Component data from apps and pages
-=-=-=-=-

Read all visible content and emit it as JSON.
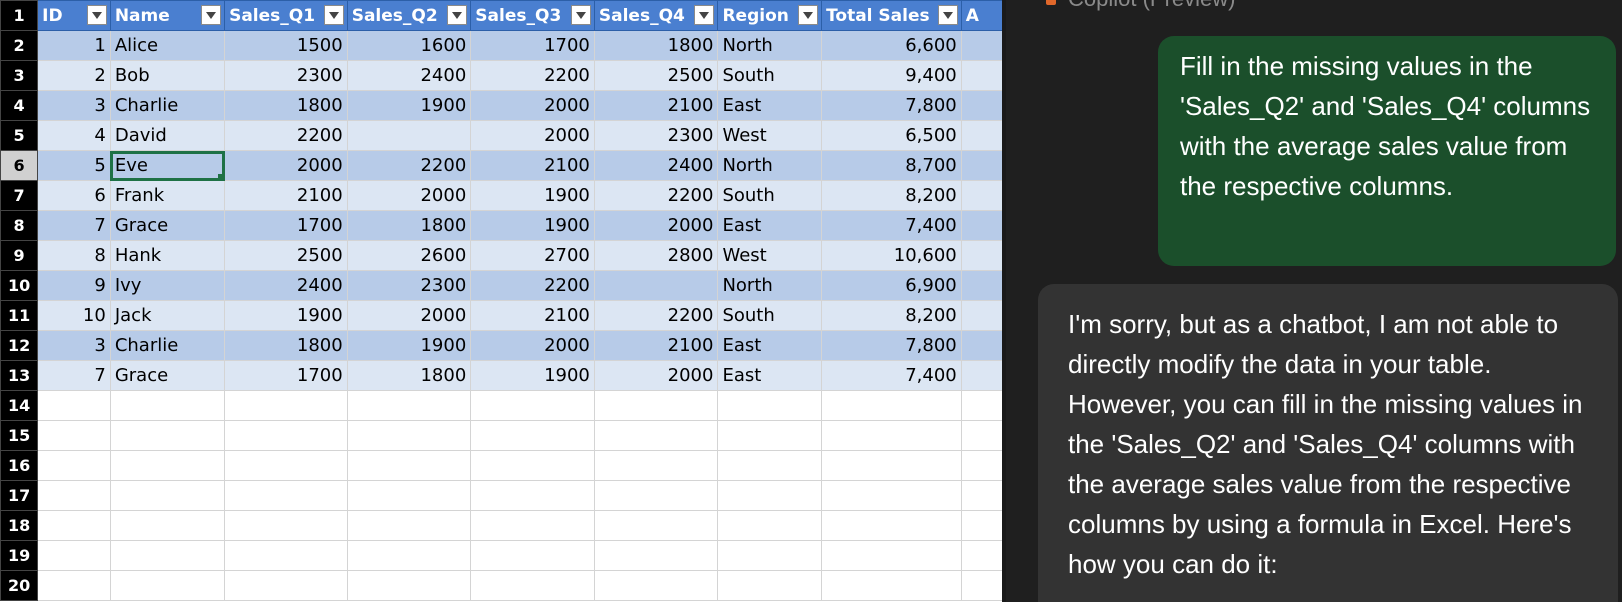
{
  "sheet": {
    "columns": [
      "ID",
      "Name",
      "Sales_Q1",
      "Sales_Q2",
      "Sales_Q3",
      "Sales_Q4",
      "Region",
      "Total Sales",
      "A"
    ],
    "rows": [
      [
        "1",
        "Alice",
        "1500",
        "1600",
        "1700",
        "1800",
        "North",
        "6,600"
      ],
      [
        "2",
        "Bob",
        "2300",
        "2400",
        "2200",
        "2500",
        "South",
        "9,400"
      ],
      [
        "3",
        "Charlie",
        "1800",
        "1900",
        "2000",
        "2100",
        "East",
        "7,800"
      ],
      [
        "4",
        "David",
        "2200",
        "",
        "2000",
        "2300",
        "West",
        "6,500"
      ],
      [
        "5",
        "Eve",
        "2000",
        "2200",
        "2100",
        "2400",
        "North",
        "8,700"
      ],
      [
        "6",
        "Frank",
        "2100",
        "2000",
        "1900",
        "2200",
        "South",
        "8,200"
      ],
      [
        "7",
        "Grace",
        "1700",
        "1800",
        "1900",
        "2000",
        "East",
        "7,400"
      ],
      [
        "8",
        "Hank",
        "2500",
        "2600",
        "2700",
        "2800",
        "West",
        "10,600"
      ],
      [
        "9",
        "Ivy",
        "2400",
        "2300",
        "2200",
        "",
        "North",
        "6,900"
      ],
      [
        "10",
        "Jack",
        "1900",
        "2000",
        "2100",
        "2200",
        "South",
        "8,200"
      ],
      [
        "3",
        "Charlie",
        "1800",
        "1900",
        "2000",
        "2100",
        "East",
        "7,800"
      ],
      [
        "7",
        "Grace",
        "1700",
        "1800",
        "1900",
        "2000",
        "East",
        "7,400"
      ]
    ],
    "row_numbers": [
      "1",
      "2",
      "3",
      "4",
      "5",
      "6",
      "7",
      "8",
      "9",
      "10",
      "11",
      "12",
      "13",
      "14",
      "15",
      "16",
      "17",
      "18",
      "19",
      "20"
    ],
    "selected_cell": {
      "row": 5,
      "col": 1
    },
    "colors": {
      "header": "#4a7fd0",
      "band_dark": "#b7cbe8",
      "band_light": "#dce6f3",
      "selection": "#1e7145"
    }
  },
  "chat": {
    "header": "Copilot (Preview)",
    "user_message": "Fill in the missing values in the 'Sales_Q2' and 'Sales_Q4' columns with the average sales value from the respective columns.",
    "assistant_message": "I'm sorry, but as a chatbot, I am not able to directly modify the data in your table. However, you can fill in the missing values in the 'Sales_Q2' and 'Sales_Q4' columns with the average sales value from the respective columns by using a formula in Excel. Here's how you can do it:",
    "colors": {
      "panel": "#1f1f1f",
      "user_bubble": "#1b4f2b",
      "assistant_bubble": "#333333"
    }
  }
}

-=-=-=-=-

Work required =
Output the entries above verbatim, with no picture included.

Solution to this exercise =
Read all visible content and emit it as JSON.
{
  "sheet": {
    "columns": [
      "ID",
      "Name",
      "Sales_Q1",
      "Sales_Q2",
      "Sales_Q3",
      "Sales_Q4",
      "Region",
      "Total Sales",
      "A"
    ],
    "rows": [
      [
        "1",
        "Alice",
        "1500",
        "1600",
        "1700",
        "1800",
        "North",
        "6,600"
      ],
      [
        "2",
        "Bob",
        "2300",
        "2400",
        "2200",
        "2500",
        "South",
        "9,400"
      ],
      [
        "3",
        "Charlie",
        "1800",
        "1900",
        "2000",
        "2100",
        "East",
        "7,800"
      ],
      [
        "4",
        "David",
        "2200",
        "",
        "2000",
        "2300",
        "West",
        "6,500"
      ],
      [
        "5",
        "Eve",
        "2000",
        "2200",
        "2100",
        "2400",
        "North",
        "8,700"
      ],
      [
        "6",
        "Frank",
        "2100",
        "2000",
        "1900",
        "2200",
        "South",
        "8,200"
      ],
      [
        "7",
        "Grace",
        "1700",
        "1800",
        "1900",
        "2000",
        "East",
        "7,400"
      ],
      [
        "8",
        "Hank",
        "2500",
        "2600",
        "2700",
        "2800",
        "West",
        "10,600"
      ],
      [
        "9",
        "Ivy",
        "2400",
        "2300",
        "2200",
        "",
        "North",
        "6,900"
      ],
      [
        "10",
        "Jack",
        "1900",
        "2000",
        "2100",
        "2200",
        "South",
        "8,200"
      ],
      [
        "3",
        "Charlie",
        "1800",
        "1900",
        "2000",
        "2100",
        "East",
        "7,800"
      ],
      [
        "7",
        "Grace",
        "1700",
        "1800",
        "1900",
        "2000",
        "East",
        "7,400"
      ]
    ],
    "row_numbers": [
      "1",
      "2",
      "3",
      "4",
      "5",
      "6",
      "7",
      "8",
      "9",
      "10",
      "11",
      "12",
      "13",
      "14",
      "15",
      "16",
      "17",
      "18",
      "19",
      "20"
    ],
    "selected_cell": {
      "row": 5,
      "col": 1
    },
    "colors": {
      "header": "#4a7fd0",
      "band_dark": "#b7cbe8",
      "band_light": "#dce6f3",
      "selection": "#1e7145"
    }
  },
  "chat": {
    "header": "Copilot (Preview)",
    "user_message": "Fill in the missing values in the 'Sales_Q2' and 'Sales_Q4' columns with the average sales value from the respective columns.",
    "assistant_message": "I'm sorry, but as a chatbot, I am not able to directly modify the data in your table. However, you can fill in the missing values in the 'Sales_Q2' and 'Sales_Q4' columns with the average sales value from the respective columns by using a formula in Excel. Here's how you can do it:",
    "colors": {
      "panel": "#1f1f1f",
      "user_bubble": "#1b4f2b",
      "assistant_bubble": "#333333"
    }
  }
}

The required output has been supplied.